> ASSIGNMENT
Using the records below, filter out every line that lacks "screenshot" and copy the rest.

Dataset rows for apps and sites:
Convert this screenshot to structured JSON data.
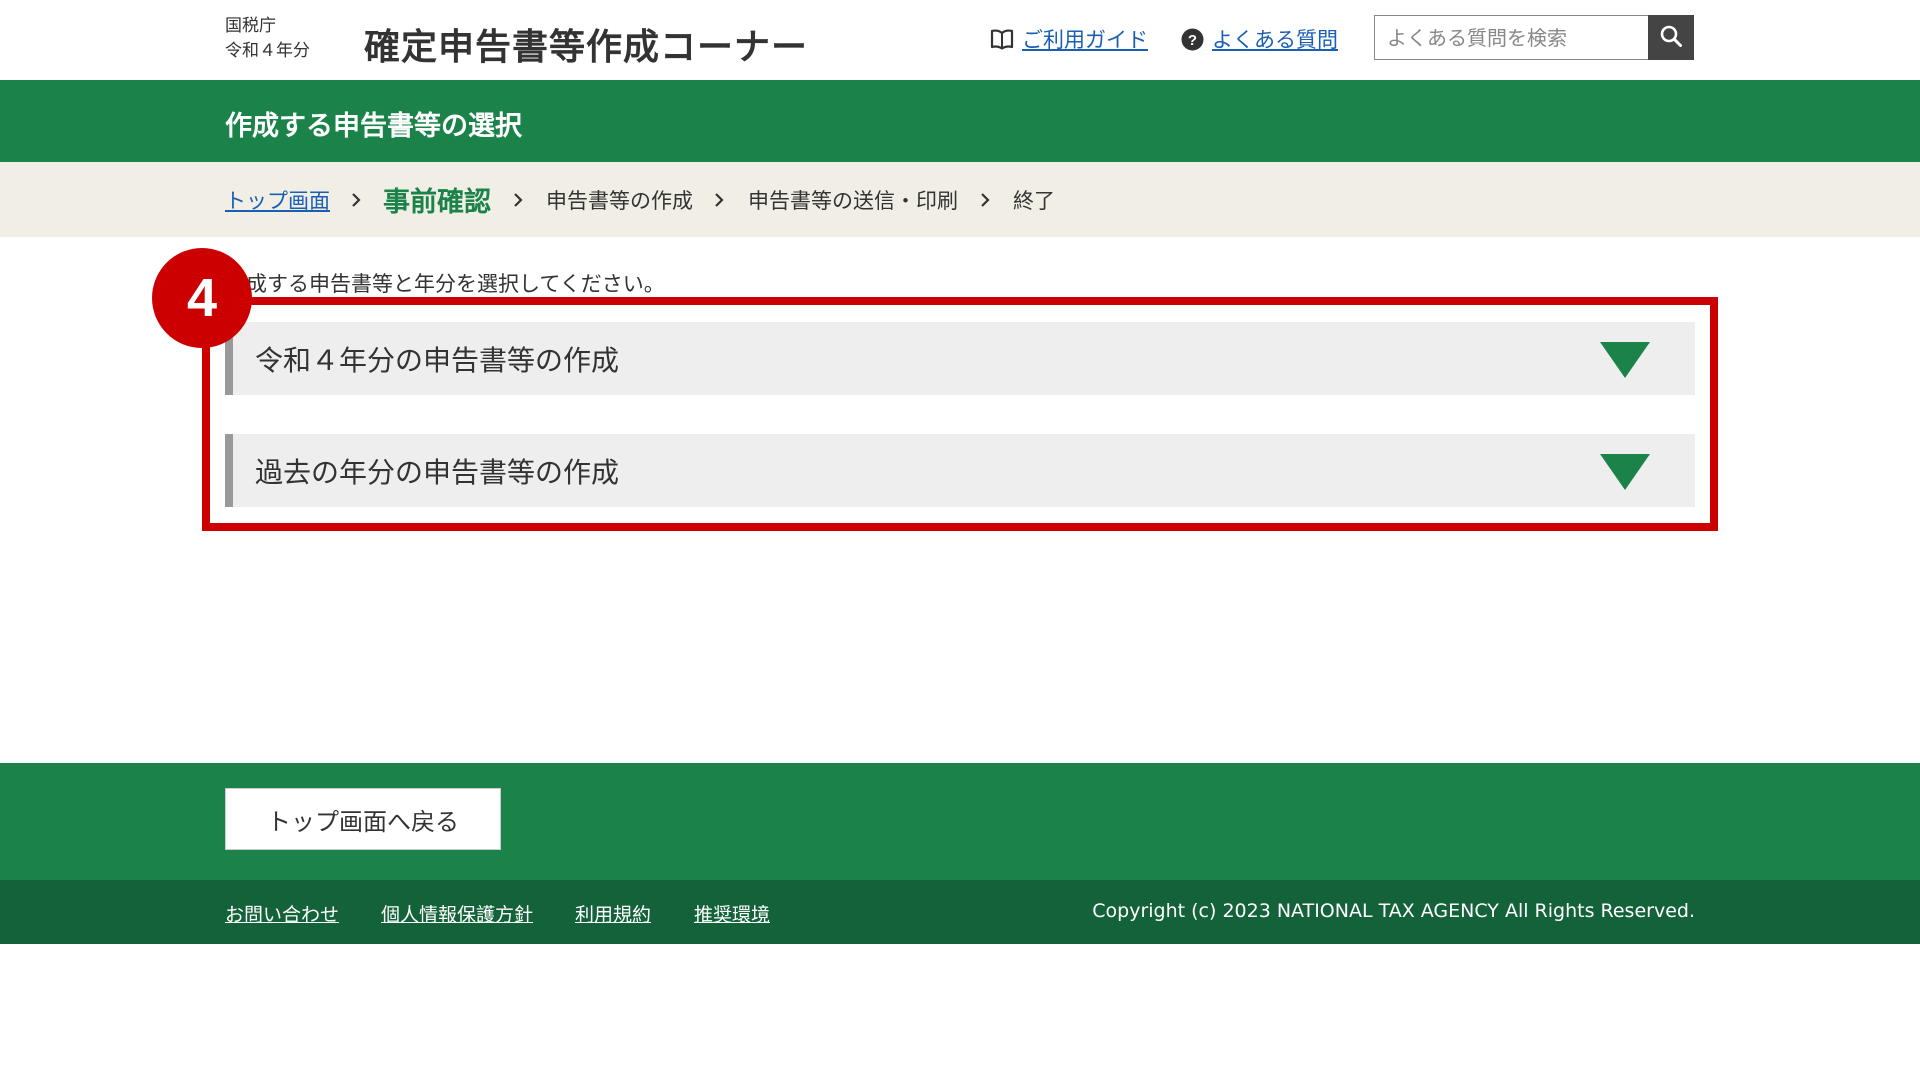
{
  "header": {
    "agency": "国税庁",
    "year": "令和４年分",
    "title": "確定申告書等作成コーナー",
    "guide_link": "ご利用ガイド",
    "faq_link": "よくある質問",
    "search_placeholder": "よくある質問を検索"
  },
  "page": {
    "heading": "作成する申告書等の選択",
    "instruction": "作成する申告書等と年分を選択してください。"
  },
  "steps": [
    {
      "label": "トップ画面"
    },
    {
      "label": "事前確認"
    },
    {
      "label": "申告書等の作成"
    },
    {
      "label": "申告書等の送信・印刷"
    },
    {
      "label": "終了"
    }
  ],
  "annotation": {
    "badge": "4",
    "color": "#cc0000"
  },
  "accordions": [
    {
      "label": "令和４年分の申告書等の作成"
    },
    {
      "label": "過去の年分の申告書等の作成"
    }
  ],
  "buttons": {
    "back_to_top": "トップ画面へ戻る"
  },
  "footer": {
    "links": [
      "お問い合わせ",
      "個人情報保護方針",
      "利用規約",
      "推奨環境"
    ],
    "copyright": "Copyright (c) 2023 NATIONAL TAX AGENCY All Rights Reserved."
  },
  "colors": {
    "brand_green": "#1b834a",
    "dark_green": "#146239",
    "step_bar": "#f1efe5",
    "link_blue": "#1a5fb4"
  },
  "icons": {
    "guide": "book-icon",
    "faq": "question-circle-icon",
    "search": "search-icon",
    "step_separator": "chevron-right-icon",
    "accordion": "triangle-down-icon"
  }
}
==
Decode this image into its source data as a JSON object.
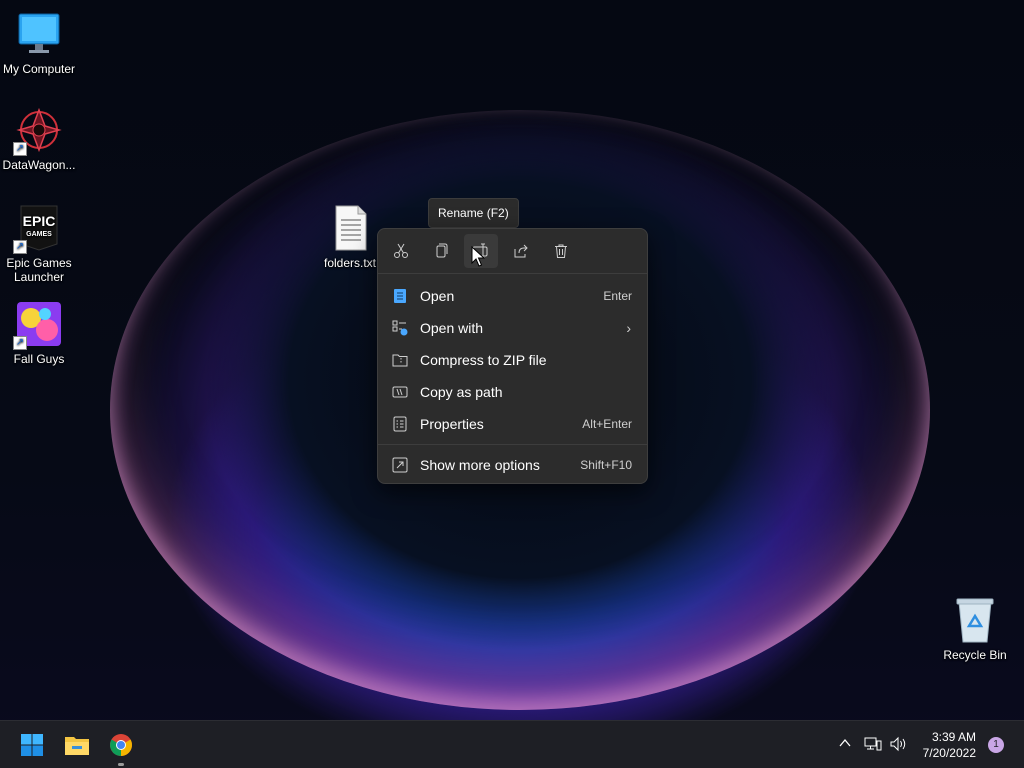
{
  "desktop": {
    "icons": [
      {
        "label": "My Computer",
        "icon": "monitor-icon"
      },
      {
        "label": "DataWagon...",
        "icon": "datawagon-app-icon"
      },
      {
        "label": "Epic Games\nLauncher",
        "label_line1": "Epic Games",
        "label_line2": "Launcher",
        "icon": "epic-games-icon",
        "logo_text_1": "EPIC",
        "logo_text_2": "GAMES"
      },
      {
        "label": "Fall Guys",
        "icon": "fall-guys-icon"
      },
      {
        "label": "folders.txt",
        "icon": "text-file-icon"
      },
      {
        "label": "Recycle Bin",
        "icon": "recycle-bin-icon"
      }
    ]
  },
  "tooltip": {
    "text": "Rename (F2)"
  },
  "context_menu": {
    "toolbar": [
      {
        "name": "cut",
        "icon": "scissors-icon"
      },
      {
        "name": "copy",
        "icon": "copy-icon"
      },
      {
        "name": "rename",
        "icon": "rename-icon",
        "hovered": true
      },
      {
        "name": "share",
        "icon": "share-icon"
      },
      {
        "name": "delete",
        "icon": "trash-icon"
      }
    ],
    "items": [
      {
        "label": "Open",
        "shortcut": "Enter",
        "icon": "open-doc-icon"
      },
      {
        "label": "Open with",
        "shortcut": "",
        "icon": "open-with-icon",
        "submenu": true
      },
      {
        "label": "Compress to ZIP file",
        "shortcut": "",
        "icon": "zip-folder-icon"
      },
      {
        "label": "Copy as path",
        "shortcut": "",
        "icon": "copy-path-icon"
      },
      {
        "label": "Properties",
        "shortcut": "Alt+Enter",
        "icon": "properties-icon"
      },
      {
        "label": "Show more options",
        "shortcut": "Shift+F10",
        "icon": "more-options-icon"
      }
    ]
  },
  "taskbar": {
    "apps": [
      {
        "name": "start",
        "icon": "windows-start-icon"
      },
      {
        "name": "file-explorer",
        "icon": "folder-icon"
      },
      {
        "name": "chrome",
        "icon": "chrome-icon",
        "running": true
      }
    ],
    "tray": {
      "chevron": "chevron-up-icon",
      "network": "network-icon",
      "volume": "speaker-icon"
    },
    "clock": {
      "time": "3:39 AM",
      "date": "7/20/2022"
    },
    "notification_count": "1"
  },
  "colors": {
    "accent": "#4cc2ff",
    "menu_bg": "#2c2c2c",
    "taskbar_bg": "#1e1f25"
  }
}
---
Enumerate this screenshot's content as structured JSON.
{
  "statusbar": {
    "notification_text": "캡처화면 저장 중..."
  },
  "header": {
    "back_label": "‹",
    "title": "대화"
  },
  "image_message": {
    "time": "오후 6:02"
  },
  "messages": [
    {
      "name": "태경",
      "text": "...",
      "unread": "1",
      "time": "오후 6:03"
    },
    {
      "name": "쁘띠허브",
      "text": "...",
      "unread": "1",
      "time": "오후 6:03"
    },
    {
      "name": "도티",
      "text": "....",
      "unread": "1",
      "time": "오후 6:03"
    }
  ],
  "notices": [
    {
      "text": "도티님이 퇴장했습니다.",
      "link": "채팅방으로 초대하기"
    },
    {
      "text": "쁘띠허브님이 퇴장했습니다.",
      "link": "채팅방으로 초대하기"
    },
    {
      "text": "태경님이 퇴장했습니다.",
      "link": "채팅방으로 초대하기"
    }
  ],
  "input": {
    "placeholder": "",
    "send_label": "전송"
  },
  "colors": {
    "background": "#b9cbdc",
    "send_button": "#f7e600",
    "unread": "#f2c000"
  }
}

> REPLY
Convert this screenshot to structured JSON data.
Enumerate this screenshot's content as structured JSON.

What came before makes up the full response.